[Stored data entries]
"""

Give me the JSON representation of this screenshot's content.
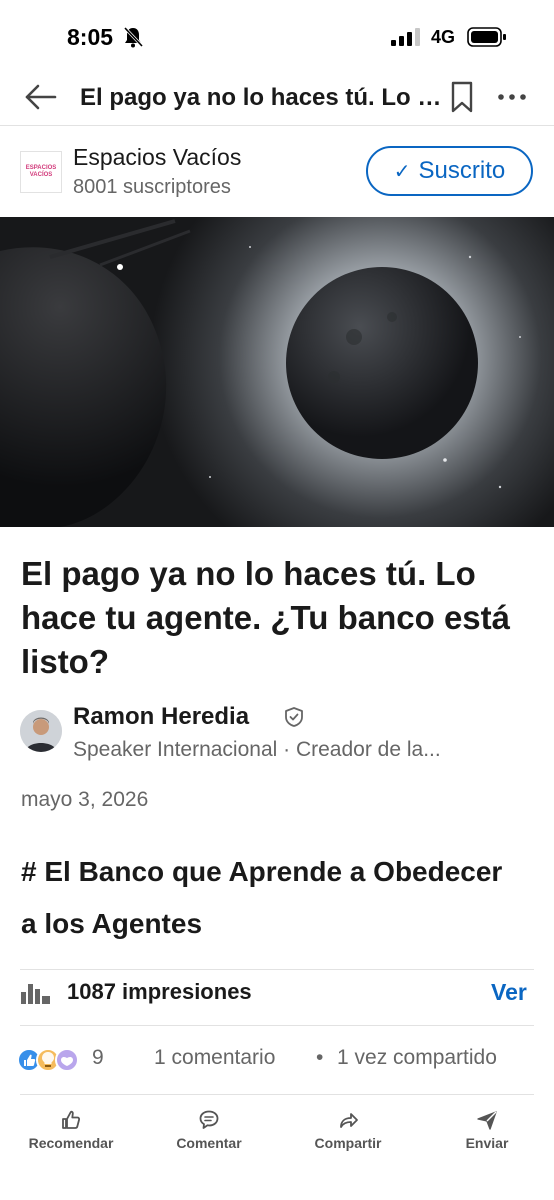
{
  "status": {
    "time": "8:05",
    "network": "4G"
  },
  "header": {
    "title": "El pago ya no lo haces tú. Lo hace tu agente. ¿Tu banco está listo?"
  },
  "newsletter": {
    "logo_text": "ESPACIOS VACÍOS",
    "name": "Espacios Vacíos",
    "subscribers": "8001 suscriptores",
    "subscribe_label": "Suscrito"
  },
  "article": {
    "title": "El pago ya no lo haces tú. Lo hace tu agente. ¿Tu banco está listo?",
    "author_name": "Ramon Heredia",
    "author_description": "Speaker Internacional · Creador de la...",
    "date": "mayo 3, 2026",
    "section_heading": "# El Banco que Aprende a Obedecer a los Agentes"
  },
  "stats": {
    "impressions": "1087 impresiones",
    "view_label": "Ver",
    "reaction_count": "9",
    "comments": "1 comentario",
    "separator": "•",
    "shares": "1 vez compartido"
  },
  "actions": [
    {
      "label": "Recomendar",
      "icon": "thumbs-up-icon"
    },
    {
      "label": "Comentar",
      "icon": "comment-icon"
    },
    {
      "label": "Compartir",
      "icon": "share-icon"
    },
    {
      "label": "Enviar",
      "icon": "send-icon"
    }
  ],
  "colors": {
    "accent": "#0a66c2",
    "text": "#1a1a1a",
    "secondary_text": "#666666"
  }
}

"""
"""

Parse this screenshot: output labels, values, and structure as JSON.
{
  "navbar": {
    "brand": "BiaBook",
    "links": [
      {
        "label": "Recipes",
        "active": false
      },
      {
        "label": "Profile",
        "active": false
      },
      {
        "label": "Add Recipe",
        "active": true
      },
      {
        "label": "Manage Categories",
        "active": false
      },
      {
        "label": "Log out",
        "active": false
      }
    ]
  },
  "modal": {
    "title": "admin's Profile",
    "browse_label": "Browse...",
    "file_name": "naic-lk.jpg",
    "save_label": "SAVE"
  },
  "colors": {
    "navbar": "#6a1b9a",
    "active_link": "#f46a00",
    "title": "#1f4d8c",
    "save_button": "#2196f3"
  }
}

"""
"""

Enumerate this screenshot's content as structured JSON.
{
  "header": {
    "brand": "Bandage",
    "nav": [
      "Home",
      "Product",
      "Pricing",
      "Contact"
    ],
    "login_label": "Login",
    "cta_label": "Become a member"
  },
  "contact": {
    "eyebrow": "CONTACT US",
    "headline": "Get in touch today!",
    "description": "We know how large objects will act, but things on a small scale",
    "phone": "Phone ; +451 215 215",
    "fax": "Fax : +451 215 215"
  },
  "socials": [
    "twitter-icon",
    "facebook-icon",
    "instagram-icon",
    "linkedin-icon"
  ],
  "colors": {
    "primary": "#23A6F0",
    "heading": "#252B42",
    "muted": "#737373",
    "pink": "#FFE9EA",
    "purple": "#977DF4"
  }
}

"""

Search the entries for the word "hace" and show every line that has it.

* ANSWER AREA:
    "title": "El pago ya no lo haces tú. Lo hace tu agente. ¿Tu banco está listo?"
    "title": "El pago ya no lo haces tú. Lo hace tu agente. ¿Tu banco está listo?",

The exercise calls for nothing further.